China's first lunar module has begun orbiting the Moon, 12 days after blasting off, officials have confirmed.
China denies it is competing with Japan
The satellite, named Chang'e I, slowed down as it reached lunar gravitational pull, 200km (120 miles) from the Moon.
Scientists intend to keep the probe in orbit for one year while it studies the surface and beams back images.
China's lunar mission comes just weeks after Japan launched a similar module, but officials in Beijing denied an Asian space race was under way.
Long Jiang, deputy commander of spacecraft systems of China's lunar exploration programme, said China wanted to use its space mission to work with other countries.
"We are willing to co-operate with the rest of the world to the benefit of humankind, but as to what kind of co-operation, it depends on specific circumstances," Mr Long said.
Japan's lunar probe entered orbit in early October, and India is planning a mission for April next year.
Pace of exploration

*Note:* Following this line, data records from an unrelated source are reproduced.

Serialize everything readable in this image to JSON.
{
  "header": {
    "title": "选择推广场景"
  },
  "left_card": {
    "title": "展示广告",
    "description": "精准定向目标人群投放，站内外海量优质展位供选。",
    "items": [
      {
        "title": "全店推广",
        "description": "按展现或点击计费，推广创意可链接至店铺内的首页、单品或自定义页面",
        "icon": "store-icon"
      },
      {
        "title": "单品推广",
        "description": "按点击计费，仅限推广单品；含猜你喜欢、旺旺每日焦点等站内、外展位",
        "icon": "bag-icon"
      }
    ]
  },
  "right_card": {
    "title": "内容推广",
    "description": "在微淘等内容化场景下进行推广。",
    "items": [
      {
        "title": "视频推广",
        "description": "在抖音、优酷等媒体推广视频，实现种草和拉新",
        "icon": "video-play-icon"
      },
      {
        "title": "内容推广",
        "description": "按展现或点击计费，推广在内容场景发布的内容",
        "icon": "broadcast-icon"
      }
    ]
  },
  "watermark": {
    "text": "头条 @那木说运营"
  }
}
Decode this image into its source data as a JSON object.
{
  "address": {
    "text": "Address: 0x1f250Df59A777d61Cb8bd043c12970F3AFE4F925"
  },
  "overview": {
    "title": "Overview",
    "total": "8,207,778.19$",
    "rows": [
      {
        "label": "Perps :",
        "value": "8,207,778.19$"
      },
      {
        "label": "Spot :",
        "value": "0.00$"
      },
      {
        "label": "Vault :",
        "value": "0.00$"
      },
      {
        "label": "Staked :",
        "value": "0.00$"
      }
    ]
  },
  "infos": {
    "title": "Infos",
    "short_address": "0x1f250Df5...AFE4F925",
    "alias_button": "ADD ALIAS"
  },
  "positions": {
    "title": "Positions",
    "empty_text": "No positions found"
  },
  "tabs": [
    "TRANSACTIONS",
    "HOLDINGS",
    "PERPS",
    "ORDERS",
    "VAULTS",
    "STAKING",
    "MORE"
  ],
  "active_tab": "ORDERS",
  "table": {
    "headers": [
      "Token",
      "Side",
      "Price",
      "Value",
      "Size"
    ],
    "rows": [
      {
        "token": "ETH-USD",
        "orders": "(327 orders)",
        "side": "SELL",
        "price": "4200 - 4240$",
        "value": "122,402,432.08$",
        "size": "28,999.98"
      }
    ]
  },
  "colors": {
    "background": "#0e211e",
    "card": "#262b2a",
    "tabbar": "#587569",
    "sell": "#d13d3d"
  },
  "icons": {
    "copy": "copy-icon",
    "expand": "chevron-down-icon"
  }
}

Analysts believe China's launch, from the Xichang Centre in south-west Sichuan province, is a key step towards its aim of putting a man on the Moon by 2020.
State TV broadcast the launch of the unmanned Chang'e I, named after a Chinese goddess who flew to the Moon.
Efforts by Asian nations to advance their space programmes have gathered pace in recent years.
In 2003, China became the first Asian nation to use its own rocket to put an astronaut in space.
Four years later, Beijing triggered international concern by destroying a weather satellite as part of a weapons test.